Depth-first search and strong connectivity in Coq
François Pottier

Using Coq, we mechanize Wegener's proof of Kosaraju's linear-time algorithm for computing the strongly connected components of a directed graph. Furthermore, also in Coq, we define an executable and terminating depth-first search algorithm.

[..]

As should be clear from this three-line description, Kosaraju’s algorithm is significantly simpler than Tarjan’s. Although the textbook proofs of this algorithm are still somewhat complex, Wegener [8] presents a beautiful reconstruction of the algorithm, which can be considered an explanation and a proof (albeit an informal one). [..]

One attractive feature of this proof is that, in contrast with Cormen et al.’s [2], it never mentions the “times” at which vertices are visited. Instead, it is expressed purely in terms of graphs, forests, and their structural properties. This gives it a more “declarative”, as opposed to “imperative”, flavor. [..]

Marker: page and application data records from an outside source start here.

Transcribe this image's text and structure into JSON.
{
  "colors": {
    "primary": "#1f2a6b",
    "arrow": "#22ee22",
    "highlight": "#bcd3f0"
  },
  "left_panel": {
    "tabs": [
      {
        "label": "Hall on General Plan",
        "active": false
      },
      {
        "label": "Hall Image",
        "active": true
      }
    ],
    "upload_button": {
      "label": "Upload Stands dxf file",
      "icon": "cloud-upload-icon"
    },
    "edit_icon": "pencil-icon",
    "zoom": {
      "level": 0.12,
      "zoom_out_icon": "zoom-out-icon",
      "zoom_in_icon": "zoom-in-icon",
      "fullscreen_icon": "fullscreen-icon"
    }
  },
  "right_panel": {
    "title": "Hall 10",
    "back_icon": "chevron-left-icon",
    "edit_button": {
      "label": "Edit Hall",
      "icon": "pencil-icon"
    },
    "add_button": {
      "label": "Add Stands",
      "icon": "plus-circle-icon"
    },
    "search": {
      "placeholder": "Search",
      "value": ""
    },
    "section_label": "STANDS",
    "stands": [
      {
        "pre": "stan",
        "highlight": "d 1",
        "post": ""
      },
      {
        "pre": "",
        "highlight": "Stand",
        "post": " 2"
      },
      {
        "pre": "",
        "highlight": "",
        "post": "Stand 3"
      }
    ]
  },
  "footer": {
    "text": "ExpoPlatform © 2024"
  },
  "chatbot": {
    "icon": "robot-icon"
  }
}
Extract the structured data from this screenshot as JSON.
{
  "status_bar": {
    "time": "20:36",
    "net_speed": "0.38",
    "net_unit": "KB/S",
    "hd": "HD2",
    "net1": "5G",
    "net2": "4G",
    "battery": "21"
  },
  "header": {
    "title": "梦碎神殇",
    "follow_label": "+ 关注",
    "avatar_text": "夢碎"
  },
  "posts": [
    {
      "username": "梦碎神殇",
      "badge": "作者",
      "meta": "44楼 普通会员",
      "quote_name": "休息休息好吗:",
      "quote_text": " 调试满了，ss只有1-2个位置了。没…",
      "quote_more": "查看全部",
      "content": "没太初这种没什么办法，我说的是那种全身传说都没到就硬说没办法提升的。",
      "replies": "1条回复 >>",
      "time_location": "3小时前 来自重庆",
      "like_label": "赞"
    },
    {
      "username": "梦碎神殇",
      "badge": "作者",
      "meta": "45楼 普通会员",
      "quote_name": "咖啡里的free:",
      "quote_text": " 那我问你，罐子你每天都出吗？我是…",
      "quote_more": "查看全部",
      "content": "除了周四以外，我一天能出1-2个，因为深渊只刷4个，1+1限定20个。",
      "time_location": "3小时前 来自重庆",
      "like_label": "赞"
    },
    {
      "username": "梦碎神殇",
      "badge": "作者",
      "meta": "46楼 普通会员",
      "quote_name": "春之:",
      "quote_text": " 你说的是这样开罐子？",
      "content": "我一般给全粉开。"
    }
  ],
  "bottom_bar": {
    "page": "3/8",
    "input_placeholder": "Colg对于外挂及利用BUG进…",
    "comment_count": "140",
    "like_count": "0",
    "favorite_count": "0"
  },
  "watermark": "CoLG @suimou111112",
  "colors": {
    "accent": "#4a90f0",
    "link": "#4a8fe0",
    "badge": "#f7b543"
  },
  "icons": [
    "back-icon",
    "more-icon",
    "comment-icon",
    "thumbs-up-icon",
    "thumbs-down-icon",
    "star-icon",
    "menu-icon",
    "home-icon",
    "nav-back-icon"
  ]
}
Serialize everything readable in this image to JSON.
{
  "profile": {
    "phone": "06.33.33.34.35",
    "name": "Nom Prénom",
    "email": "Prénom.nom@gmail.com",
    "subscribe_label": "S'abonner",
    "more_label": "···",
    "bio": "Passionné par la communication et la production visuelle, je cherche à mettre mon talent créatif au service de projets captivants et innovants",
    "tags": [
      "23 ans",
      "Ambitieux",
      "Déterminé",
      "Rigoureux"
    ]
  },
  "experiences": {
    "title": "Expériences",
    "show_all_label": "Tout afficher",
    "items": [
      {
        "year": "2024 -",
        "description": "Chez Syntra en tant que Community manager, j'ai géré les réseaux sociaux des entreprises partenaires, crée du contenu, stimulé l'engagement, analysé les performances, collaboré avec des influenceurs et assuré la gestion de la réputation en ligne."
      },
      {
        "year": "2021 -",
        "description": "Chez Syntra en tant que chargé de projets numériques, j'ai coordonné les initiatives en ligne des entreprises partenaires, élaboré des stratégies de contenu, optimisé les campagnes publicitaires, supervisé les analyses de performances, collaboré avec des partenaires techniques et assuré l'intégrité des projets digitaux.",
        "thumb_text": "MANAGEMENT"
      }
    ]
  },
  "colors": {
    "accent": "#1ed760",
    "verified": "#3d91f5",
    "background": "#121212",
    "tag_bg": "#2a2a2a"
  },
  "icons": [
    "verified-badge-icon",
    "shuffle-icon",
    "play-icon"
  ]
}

In the paper, we elide the details of our machine-checked version of Wegener’s proof. We give only an outline of the proof, insofar as a (formalist!) teacher might explain it. We explicitly state several definitions and lemmas, but omit or inline a number of “trivial” auxiliary lemmas. We accompany each lemma with a hand-written proof, formulated in a clear but informal style, and collect these proofs in an appendix